Your response should be a copy of each line in the listing below that includes the word "gift".
━━━━━━━━
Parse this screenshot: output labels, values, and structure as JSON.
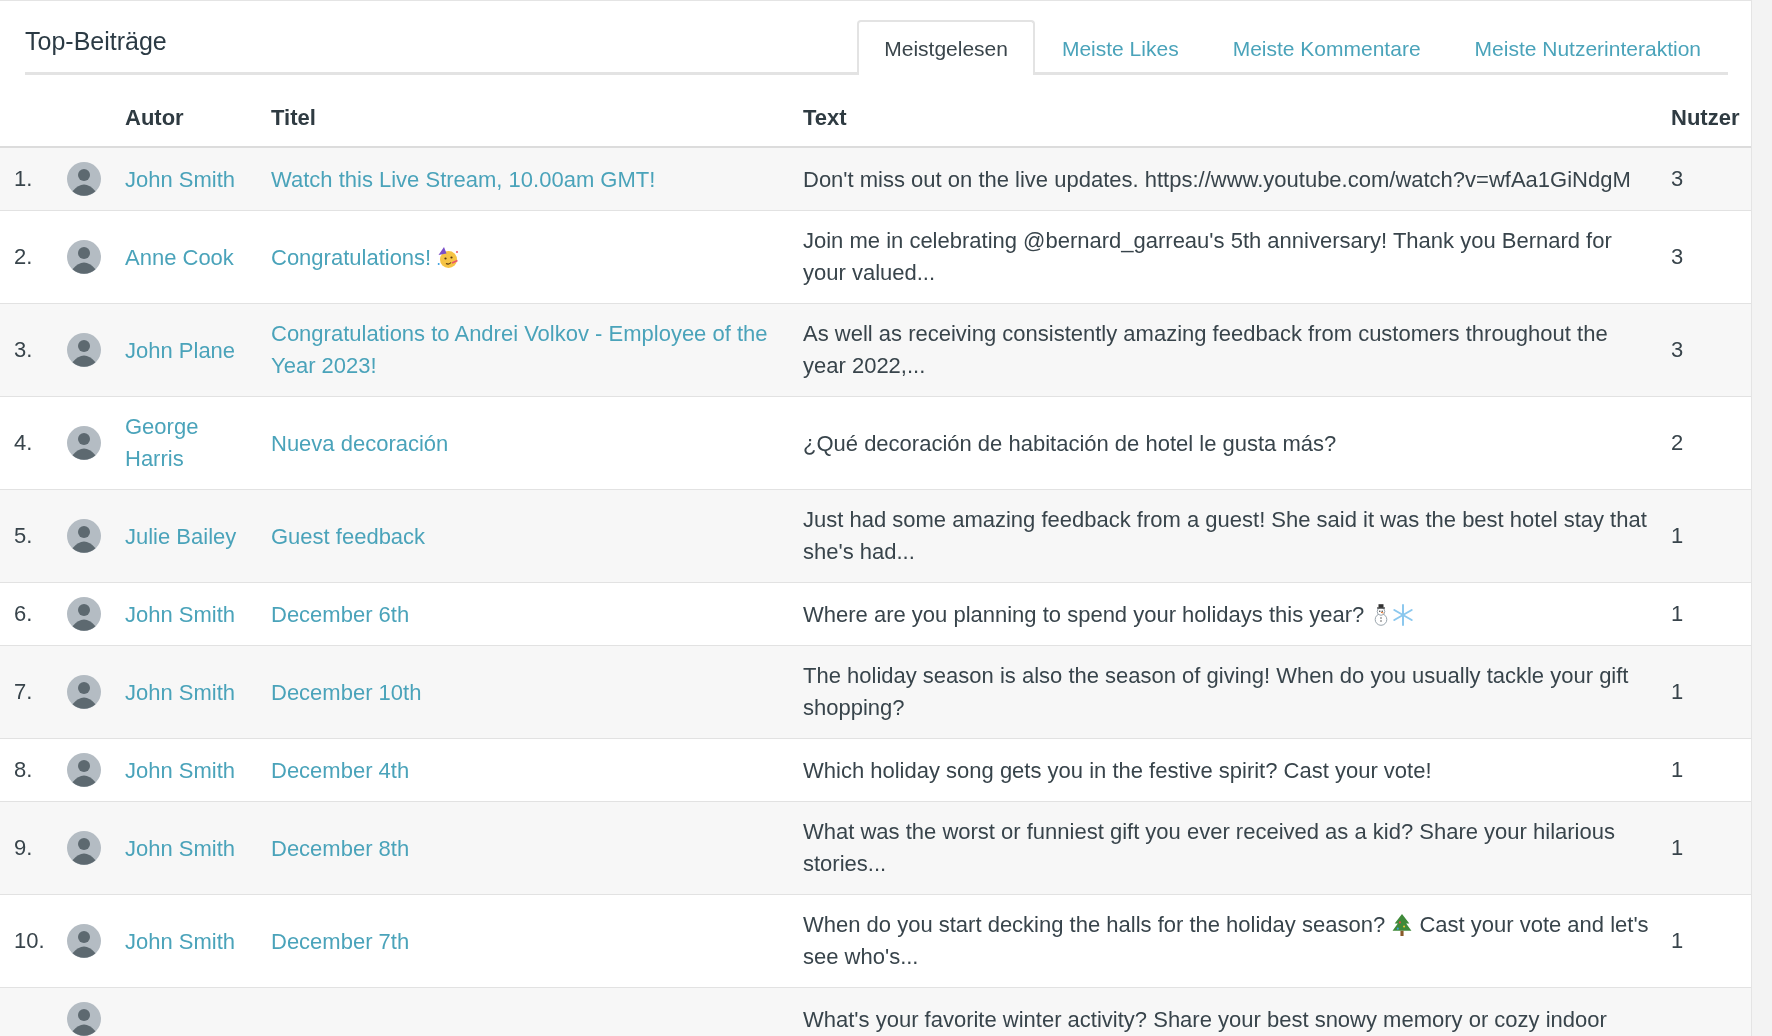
{
  "panel": {
    "title": "Top-Beiträge"
  },
  "tabs": [
    {
      "label": "Meistgelesen",
      "selected": true
    },
    {
      "label": "Meiste Likes",
      "selected": false
    },
    {
      "label": "Meiste Kommentare",
      "selected": false
    },
    {
      "label": "Meiste Nutzerinteraktion",
      "selected": false
    }
  ],
  "table": {
    "columns": {
      "author": "Autor",
      "title": "Titel",
      "text": "Text",
      "users": "Nutzer"
    },
    "rows": [
      {
        "rank": "1.",
        "author": "John Smith",
        "title": "Watch this Live Stream, 10.00am GMT!",
        "text": "Don't miss out on the live updates. https://www.youtube.com/watch?v=wfAa1GiNdgM",
        "users": "3"
      },
      {
        "rank": "2.",
        "author": "Anne Cook",
        "title": [
          {
            "kind": "text",
            "text": "Congratulations!"
          },
          {
            "kind": "party-face"
          }
        ],
        "text": "Join me in celebrating @bernard_garreau's 5th anniversary! Thank you Bernard for your valued...",
        "users": "3"
      },
      {
        "rank": "3.",
        "author": "John Plane",
        "title": "Congratulations to Andrei Volkov - Employee of the Year 2023!",
        "text": "As well as receiving consistently amazing feedback from customers throughout the year 2022,...",
        "users": "3"
      },
      {
        "rank": "4.",
        "author": "George Harris",
        "title": "Nueva decoración",
        "text": "¿Qué decoración de habitación de hotel le gusta más?",
        "users": "2"
      },
      {
        "rank": "5.",
        "author": "Julie Bailey",
        "title": "Guest feedback",
        "text": "Just had some amazing feedback from a guest! She said it was the best hotel stay that she's had...",
        "users": "1"
      },
      {
        "rank": "6.",
        "author": "John Smith",
        "title": "December 6th",
        "text": [
          {
            "kind": "text",
            "text": "Where are you planning to spend your holidays this year?"
          },
          {
            "kind": "snowman"
          },
          {
            "kind": "snowflake"
          }
        ],
        "users": "1"
      },
      {
        "rank": "7.",
        "author": "John Smith",
        "title": "December 10th",
        "text": "The holiday season is also the season of giving! When do you usually tackle your gift shopping?",
        "users": "1"
      },
      {
        "rank": "8.",
        "author": "John Smith",
        "title": "December 4th",
        "text": "Which holiday song gets you in the festive spirit? Cast your vote!",
        "users": "1"
      },
      {
        "rank": "9.",
        "author": "John Smith",
        "title": "December 8th",
        "text": "What was the worst or funniest gift you ever received as a kid? Share your hilarious stories...",
        "users": "1"
      },
      {
        "rank": "10.",
        "author": "John Smith",
        "title": "December 7th",
        "text": [
          {
            "kind": "text",
            "text": "When do you start decking the halls for the holiday season?"
          },
          {
            "kind": "christmas-tree"
          },
          {
            "kind": "text",
            "text": "Cast your vote and let's see who's..."
          }
        ],
        "users": "1"
      },
      {
        "text": "What's your favorite winter activity? Share your best snowy memory or cozy indoor"
      }
    ]
  }
}
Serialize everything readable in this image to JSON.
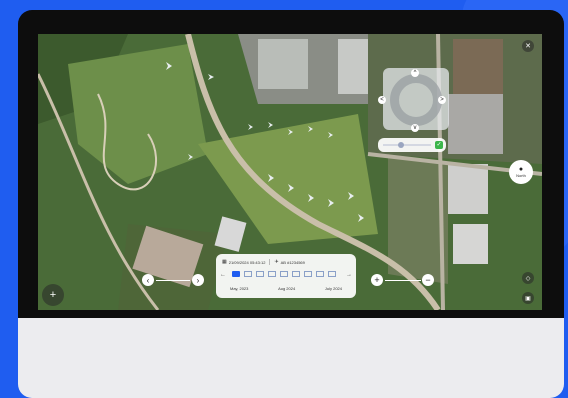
{
  "timeline": {
    "date_time": "21/09/2024 05:43:12",
    "flight_id": "AB #1234569",
    "months": [
      "May, 2023",
      "Aug 2024",
      "July 2024"
    ]
  },
  "location_button": {
    "label": "North"
  },
  "stream": {
    "pos": 0.35
  },
  "colors": {
    "accent": "#1f5df0",
    "confirm": "#3bb54a"
  }
}
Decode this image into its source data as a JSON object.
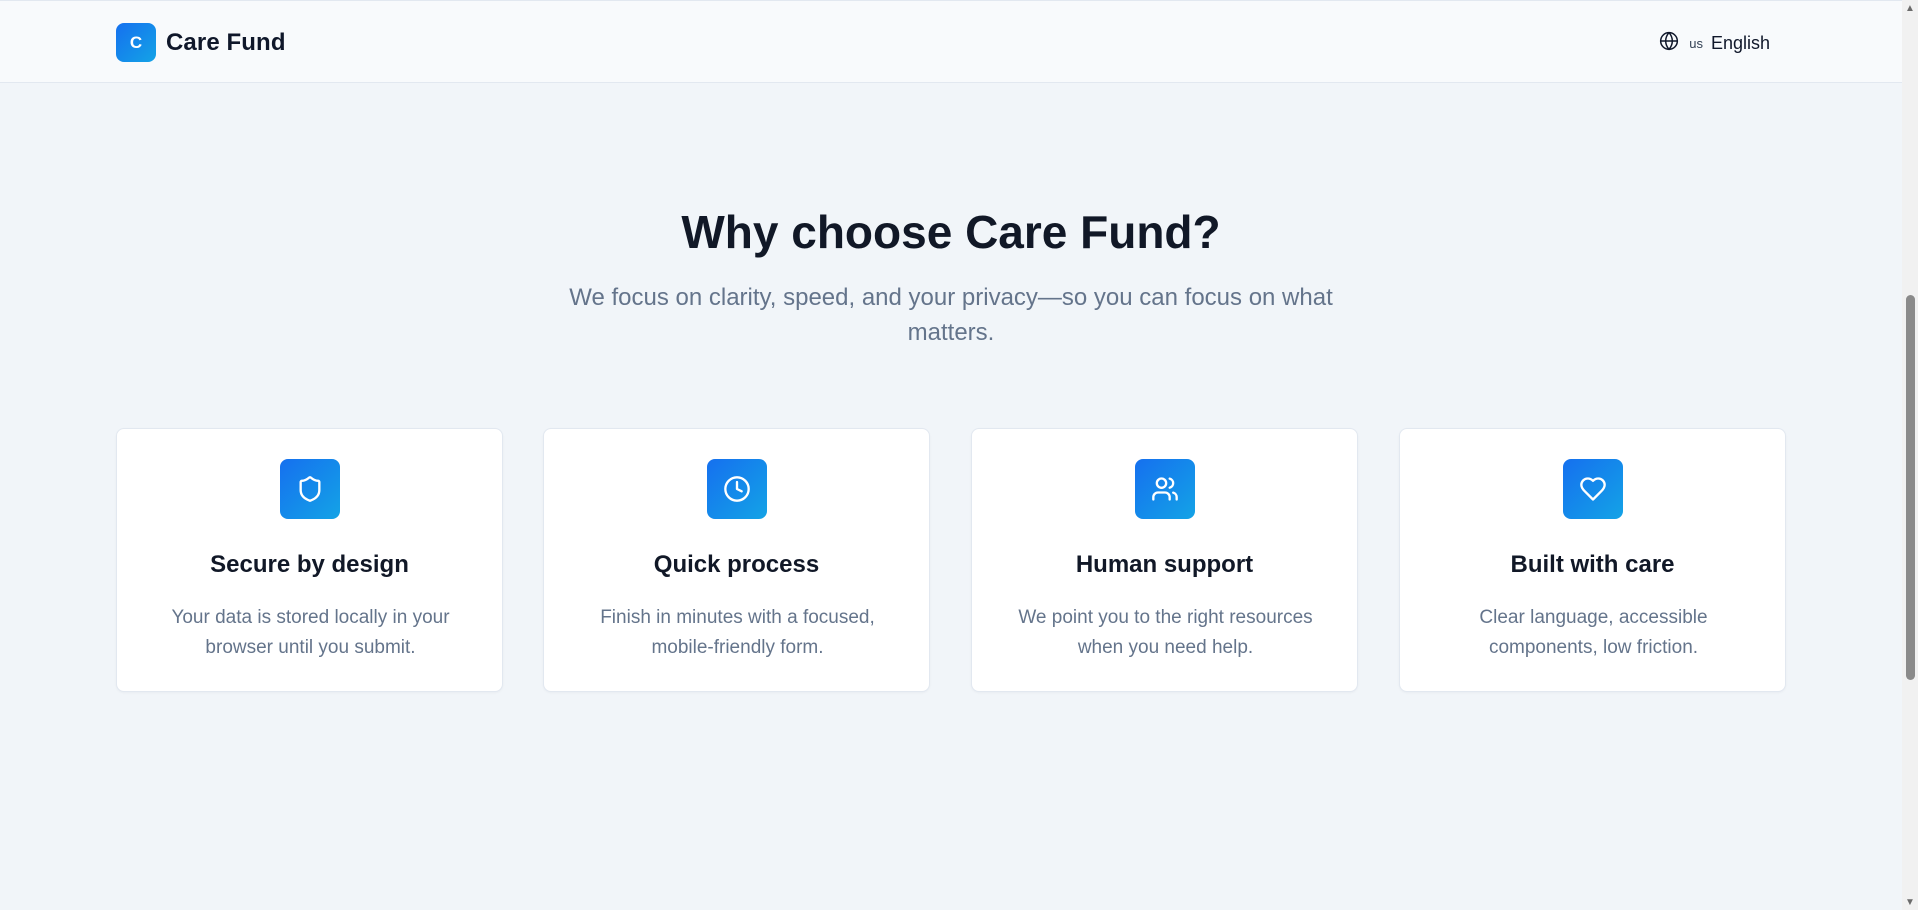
{
  "header": {
    "logo_letter": "C",
    "brand_name": "Care Fund",
    "language": {
      "flag": "us",
      "label": "English",
      "icon": "globe-icon"
    }
  },
  "hero": {
    "title": "Why choose Care Fund?",
    "subtitle": "We focus on clarity, speed, and your privacy—so you can focus on what matters."
  },
  "features": [
    {
      "icon": "shield-icon",
      "title": "Secure by design",
      "description": "Your data is stored locally in your browser until you submit."
    },
    {
      "icon": "clock-icon",
      "title": "Quick process",
      "description": "Finish in minutes with a focused, mobile-friendly form."
    },
    {
      "icon": "users-icon",
      "title": "Human support",
      "description": "We point you to the right resources when you need help."
    },
    {
      "icon": "heart-icon",
      "title": "Built with care",
      "description": "Clear language, accessible components, low friction."
    }
  ],
  "colors": {
    "accent_start": "#1570ef",
    "accent_end": "#14a3e6",
    "background": "#f1f5f9",
    "heading": "#111827",
    "muted_text": "#64748b"
  }
}
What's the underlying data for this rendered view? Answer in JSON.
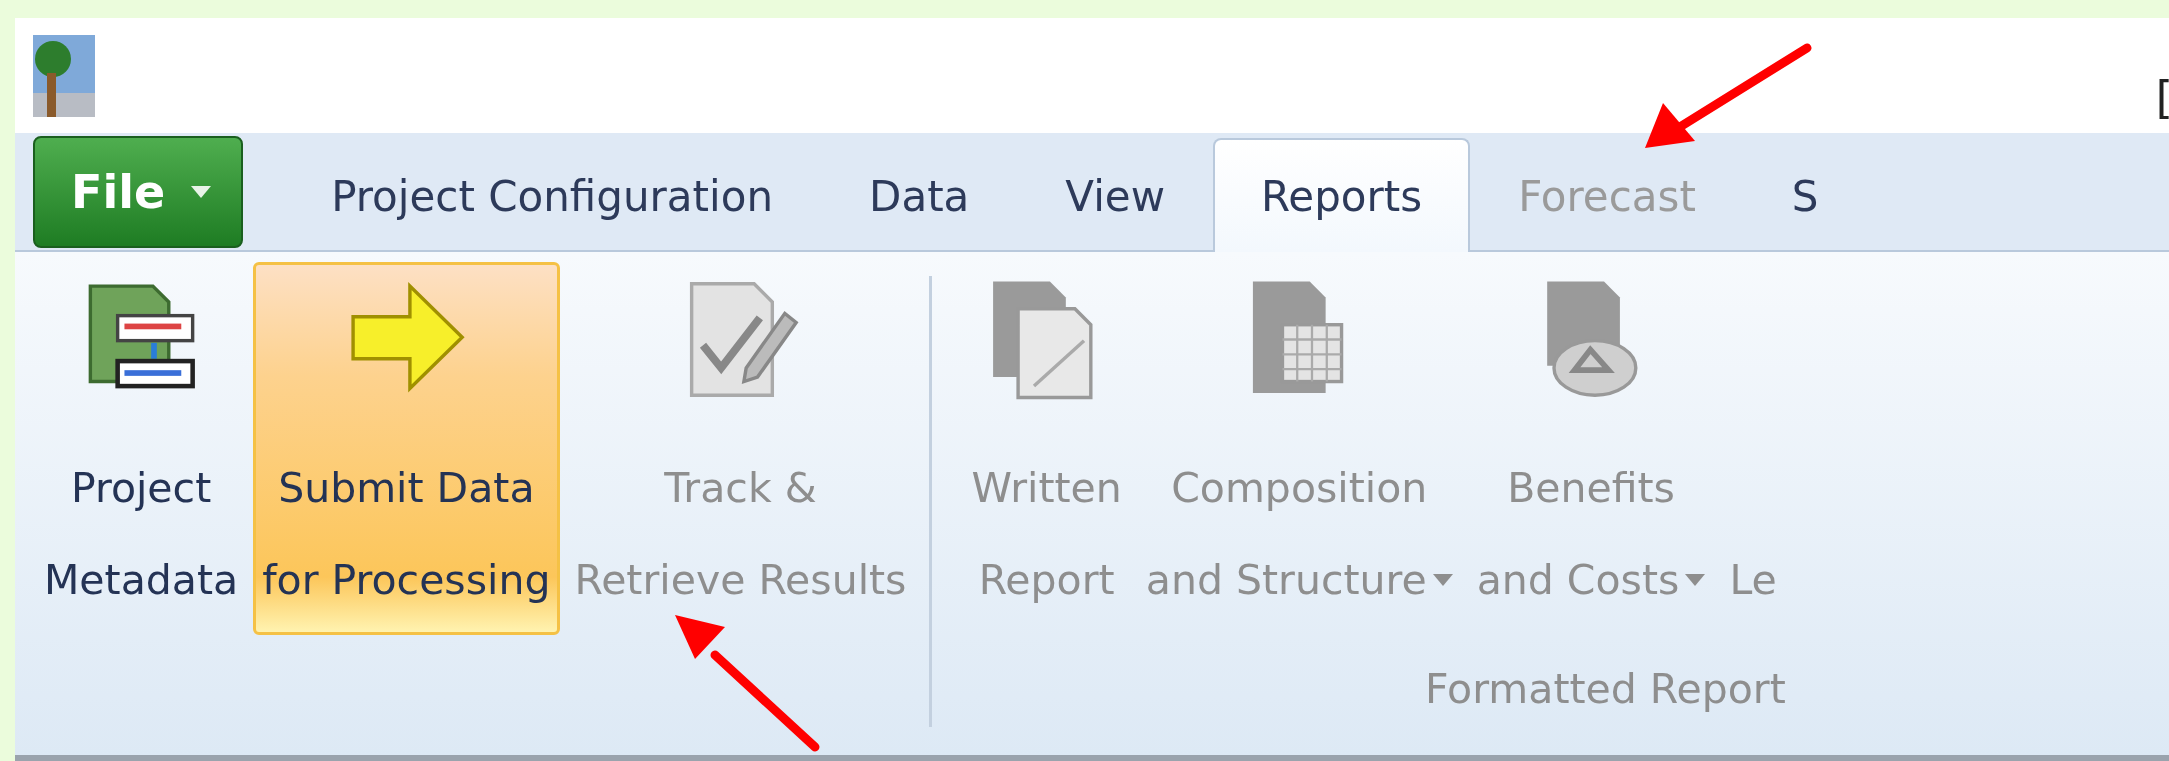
{
  "window": {
    "title": "["
  },
  "file_menu": {
    "label": "File"
  },
  "tabs": [
    {
      "label": "Project Configuration",
      "selected": false,
      "disabled": false
    },
    {
      "label": "Data",
      "selected": false,
      "disabled": false
    },
    {
      "label": "View",
      "selected": false,
      "disabled": false
    },
    {
      "label": "Reports",
      "selected": true,
      "disabled": false
    },
    {
      "label": "Forecast",
      "selected": false,
      "disabled": true
    },
    {
      "label": "S",
      "selected": false,
      "disabled": false
    }
  ],
  "ribbon_groups": [
    {
      "buttons": [
        {
          "lines": [
            "Project",
            "Metadata"
          ],
          "highlighted": false,
          "disabled": false,
          "dropdown": false
        },
        {
          "lines": [
            "Submit Data",
            "for Processing"
          ],
          "highlighted": true,
          "disabled": false,
          "dropdown": false
        },
        {
          "lines": [
            "Track &",
            "Retrieve Results"
          ],
          "highlighted": false,
          "disabled": true,
          "dropdown": false
        }
      ]
    },
    {
      "label": "Formatted Report",
      "buttons": [
        {
          "lines": [
            "Written",
            "Report"
          ],
          "highlighted": false,
          "disabled": true,
          "dropdown": false
        },
        {
          "lines": [
            "Composition",
            "and Structure"
          ],
          "highlighted": false,
          "disabled": true,
          "dropdown": true
        },
        {
          "lines": [
            "Benefits",
            "and Costs"
          ],
          "highlighted": false,
          "disabled": true,
          "dropdown": true
        },
        {
          "lines": [
            "Le"
          ],
          "highlighted": false,
          "disabled": true,
          "dropdown": false
        }
      ]
    }
  ]
}
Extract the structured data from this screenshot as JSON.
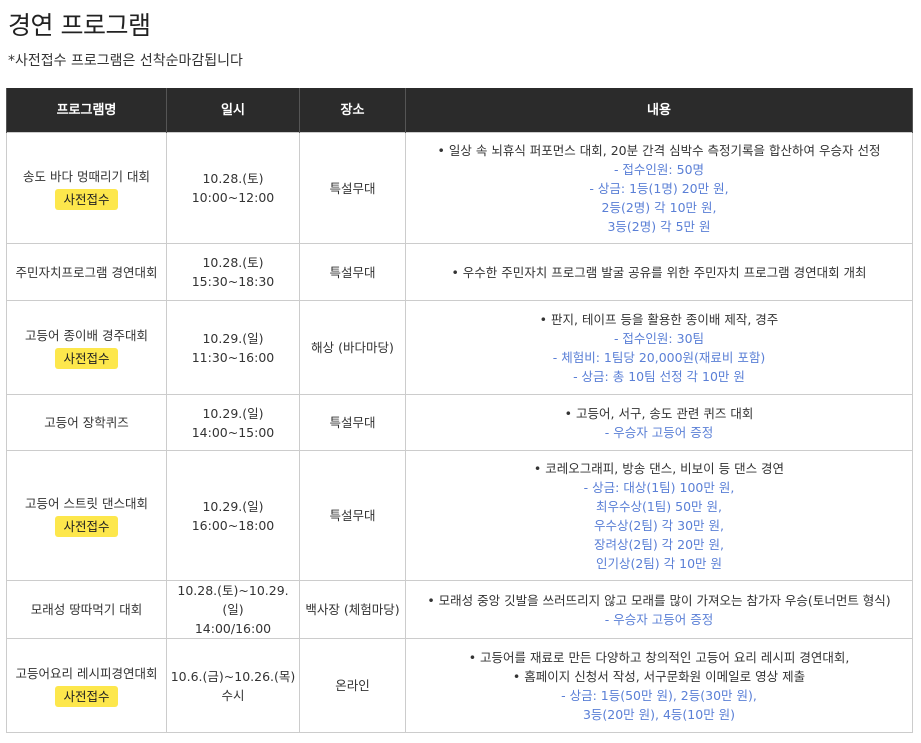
{
  "page": {
    "title": "경연 프로그램",
    "notice": "*사전접수 프로그램은 선착순마감됩니다"
  },
  "table": {
    "headers": [
      "프로그램명",
      "일시",
      "장소",
      "내용"
    ],
    "badge_label": "사전접수",
    "rows": [
      {
        "name": "송도 바다 멍때리기 대회",
        "date": "10.28.(토)",
        "time": "10:00~12:00",
        "place": "특설무대",
        "desc_main": [
          "• 일상 속 뇌휴식 퍼포먼스 대회, 20분 간격 심박수 측정기록을 합산하여 우승자 선정"
        ],
        "desc_sub": [
          "- 접수인원: 50명",
          "- 상금: 1등(1명) 20만 원,",
          "2등(2명) 각 10만 원,",
          "3등(2명) 각 5만 원"
        ]
      },
      {
        "name": "주민자치프로그램 경연대회",
        "date": "10.28.(토)",
        "time": "15:30~18:30",
        "place": "특설무대",
        "desc_main": [
          "• 우수한 주민자치 프로그램 발굴 공유를 위한 주민자치 프로그램 경연대회 개최"
        ],
        "desc_sub": []
      },
      {
        "name": "고등어 종이배 경주대회",
        "date": "10.29.(일)",
        "time": "11:30~16:00",
        "place": "해상 (바다마당)",
        "desc_main": [
          "• 판지, 테이프 등을 활용한 종이배 제작, 경주"
        ],
        "desc_sub": [
          "- 접수인원: 30팀",
          "- 체험비: 1팀당 20,000원(재료비 포함)",
          "- 상금: 총 10팀 선정 각 10만 원"
        ]
      },
      {
        "name": "고등어 장학퀴즈",
        "date": "10.29.(일)",
        "time": "14:00~15:00",
        "place": "특설무대",
        "desc_main": [
          "• 고등어, 서구, 송도 관련 퀴즈 대회"
        ],
        "desc_sub": [
          "- 우승자 고등어 증정"
        ]
      },
      {
        "name": "고등어 스트릿 댄스대회",
        "date": "10.29.(일)",
        "time": "16:00~18:00",
        "place": "특설무대",
        "desc_main": [
          "• 코레오그래피, 방송 댄스, 비보이 등 댄스 경연"
        ],
        "desc_sub": [
          "- 상금: 대상(1팀) 100만 원,",
          "최우수상(1팀) 50만 원,",
          "우수상(2팀) 각 30만 원,",
          "장려상(2팀) 각 20만 원,",
          "인기상(2팀) 각 10만 원"
        ]
      },
      {
        "name": "모래성 땅따먹기 대회",
        "date": "10.28.(토)~10.29.(일)",
        "time": "14:00/16:00",
        "place": "백사장 (체험마당)",
        "desc_main": [
          "• 모래성 중앙 깃발을 쓰러뜨리지 않고 모래를 많이 가져오는 참가자 우승(토너먼트 형식)"
        ],
        "desc_sub": [
          "- 우승자 고등어 증정"
        ]
      },
      {
        "name": "고등어요리 레시피경연대회",
        "date": "10.6.(금)~10.26.(목)",
        "time": "수시",
        "place": "온라인",
        "desc_main": [
          "• 고등어를 재료로 만든 다양하고 창의적인 고등어 요리 레시피 경연대회,",
          "• 홈페이지 신청서 작성, 서구문화원 이메일로 영상 제출"
        ],
        "desc_sub": [
          "- 상금: 1등(50만 원), 2등(30만 원),",
          "3등(20만 원), 4등(10만 원)"
        ]
      }
    ]
  },
  "colors": {
    "header_bg": "#2b2b2b",
    "badge_bg": "#fde74c",
    "accent_text": "#5a7fd6"
  }
}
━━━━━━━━
> [Result]:
        "text": "The holiday season is also the season of giving! When do you usually tackle your gift shopping?",
        "text": "What was the worst or funniest gift you ever received as a kid? Share your hilarious stories...",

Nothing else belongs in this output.